Nothing to attract you to this '72 cover on an album by these English folk-folks . . . and certainly even less when you open the gatefold and encounter the customary faux-archaicism of supposed Elizabethan/Shakespearean language in the lyric sheet.
And worse, they play dulcimer, tabor, tubular bells and . . . . recorder?
It gets worse: two of the three players here go by elongated names: "Terence Alan Wincott" and "John David Gladwin".
Hmmm. Watch the wall my darling, as the gentleman go by? (Kipling)
Actually no. These delightfully crafted songs evoke summer days under oaks, vesper bells, empty halls where choirs once sang, steeples and spires, fresh green grass in blue-belled woods . . .
And I'd be astonished if members of the Fleet Foxes hadn't heard this album and thought, "Hmmmm . . ."
Not amazing, but prog-folk was -- or has been -- rarely bettered.
Carolyn Mas: Carolyn Mas
So on the evidence of the cover Ms Mas was a mime artist, someone from the cast of an off-Broadway production, or a person who missed the call for Annie Hall ?
Dunno, (all of the above?).
But this album from '79 (her under-acknowledged debut I have discovered) fires on all cylinders.

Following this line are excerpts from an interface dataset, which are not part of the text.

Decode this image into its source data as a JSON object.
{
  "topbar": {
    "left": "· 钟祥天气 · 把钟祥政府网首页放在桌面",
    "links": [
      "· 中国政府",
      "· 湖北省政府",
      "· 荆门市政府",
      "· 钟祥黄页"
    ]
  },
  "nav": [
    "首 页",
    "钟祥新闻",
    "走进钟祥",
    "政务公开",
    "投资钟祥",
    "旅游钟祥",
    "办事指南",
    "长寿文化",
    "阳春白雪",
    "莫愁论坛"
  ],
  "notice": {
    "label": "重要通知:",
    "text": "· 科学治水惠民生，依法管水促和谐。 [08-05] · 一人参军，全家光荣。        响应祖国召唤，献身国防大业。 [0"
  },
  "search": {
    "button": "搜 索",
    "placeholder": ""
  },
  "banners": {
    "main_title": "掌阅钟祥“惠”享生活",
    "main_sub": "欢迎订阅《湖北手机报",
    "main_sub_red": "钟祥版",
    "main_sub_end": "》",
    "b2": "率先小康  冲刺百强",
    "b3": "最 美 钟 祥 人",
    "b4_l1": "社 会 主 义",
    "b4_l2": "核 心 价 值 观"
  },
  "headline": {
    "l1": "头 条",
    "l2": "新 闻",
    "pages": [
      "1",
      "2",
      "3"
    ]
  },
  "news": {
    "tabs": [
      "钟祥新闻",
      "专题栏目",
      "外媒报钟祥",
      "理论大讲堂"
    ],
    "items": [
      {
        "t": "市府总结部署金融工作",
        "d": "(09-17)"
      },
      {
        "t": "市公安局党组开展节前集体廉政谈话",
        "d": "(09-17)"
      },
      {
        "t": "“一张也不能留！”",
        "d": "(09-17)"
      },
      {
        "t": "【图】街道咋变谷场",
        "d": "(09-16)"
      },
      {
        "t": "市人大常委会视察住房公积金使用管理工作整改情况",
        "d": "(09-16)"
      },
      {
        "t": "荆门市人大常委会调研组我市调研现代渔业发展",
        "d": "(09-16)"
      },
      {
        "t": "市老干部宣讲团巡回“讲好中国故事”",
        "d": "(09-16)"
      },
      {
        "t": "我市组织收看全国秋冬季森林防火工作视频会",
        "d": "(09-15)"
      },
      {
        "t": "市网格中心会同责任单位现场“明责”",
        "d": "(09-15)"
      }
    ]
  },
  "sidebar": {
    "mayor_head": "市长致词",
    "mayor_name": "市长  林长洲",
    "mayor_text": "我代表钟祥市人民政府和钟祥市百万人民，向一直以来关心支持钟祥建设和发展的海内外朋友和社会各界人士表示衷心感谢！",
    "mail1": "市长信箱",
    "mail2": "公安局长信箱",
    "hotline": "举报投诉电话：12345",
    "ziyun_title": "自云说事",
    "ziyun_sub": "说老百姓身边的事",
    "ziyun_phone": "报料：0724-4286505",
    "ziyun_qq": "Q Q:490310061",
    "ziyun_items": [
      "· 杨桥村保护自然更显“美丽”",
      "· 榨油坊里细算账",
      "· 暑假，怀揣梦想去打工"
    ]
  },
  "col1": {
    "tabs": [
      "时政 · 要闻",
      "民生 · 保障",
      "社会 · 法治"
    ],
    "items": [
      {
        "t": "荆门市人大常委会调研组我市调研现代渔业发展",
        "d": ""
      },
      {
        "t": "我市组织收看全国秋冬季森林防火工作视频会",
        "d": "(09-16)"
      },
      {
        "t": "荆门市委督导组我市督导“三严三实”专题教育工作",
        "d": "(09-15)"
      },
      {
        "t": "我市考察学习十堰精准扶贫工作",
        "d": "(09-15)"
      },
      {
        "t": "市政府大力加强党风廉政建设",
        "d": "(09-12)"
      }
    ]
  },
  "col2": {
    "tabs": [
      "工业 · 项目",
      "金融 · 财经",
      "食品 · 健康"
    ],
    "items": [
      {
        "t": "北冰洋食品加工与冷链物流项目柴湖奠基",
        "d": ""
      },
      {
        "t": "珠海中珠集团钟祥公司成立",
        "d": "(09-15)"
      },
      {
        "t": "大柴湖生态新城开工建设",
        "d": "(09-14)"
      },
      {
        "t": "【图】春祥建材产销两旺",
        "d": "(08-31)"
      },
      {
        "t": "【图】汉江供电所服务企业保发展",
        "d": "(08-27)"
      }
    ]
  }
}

From the opening track Still Sane (girl group meets a very familiar hook over stuttering New Wave guitars) through songs where she clearly knows her way around a power-pop ballad and into some of that sleazy-excellent NYC stuff the great Genya Ravan could deliver (Sadie Says) and . . .
The centrepiece on side one is the powerful Snow, a power ballad which doesn't aim for cheap grandeur but puts its radar straight to the impassioned heart. And it hits.
Listen to her album from this perspective, of course it is knobbled by being "from the Eighties" and all that production/clothing-cum-costume means, and . . .
Set that aside and you can hear great songs, an impassioned voice, up-to-11 song production (Never Two Without Three) and . . .
I found it for $4 many years ago and it became a repeat play item . . . and you have to love that she included her kindergarten report on the inside.
It's the sort of thing -- "sometimes needs to be reminded of class rules" -- which seems to echo down the generations and resonates in its own quiet way with all those misunderstood gifted outsiders who recognised their own talent, if not genius, when few other (always teachers, right?) do.
But maybe her '61 kindie teacher Agnes Adams was actually right because Carolyn Mas -- despite a few other albums and probably living a happy and fulfullied life outside of music -- didn't amount to a hill of beans in popular music.
"Irregardless" as thay said in The Sopranos, this very good album.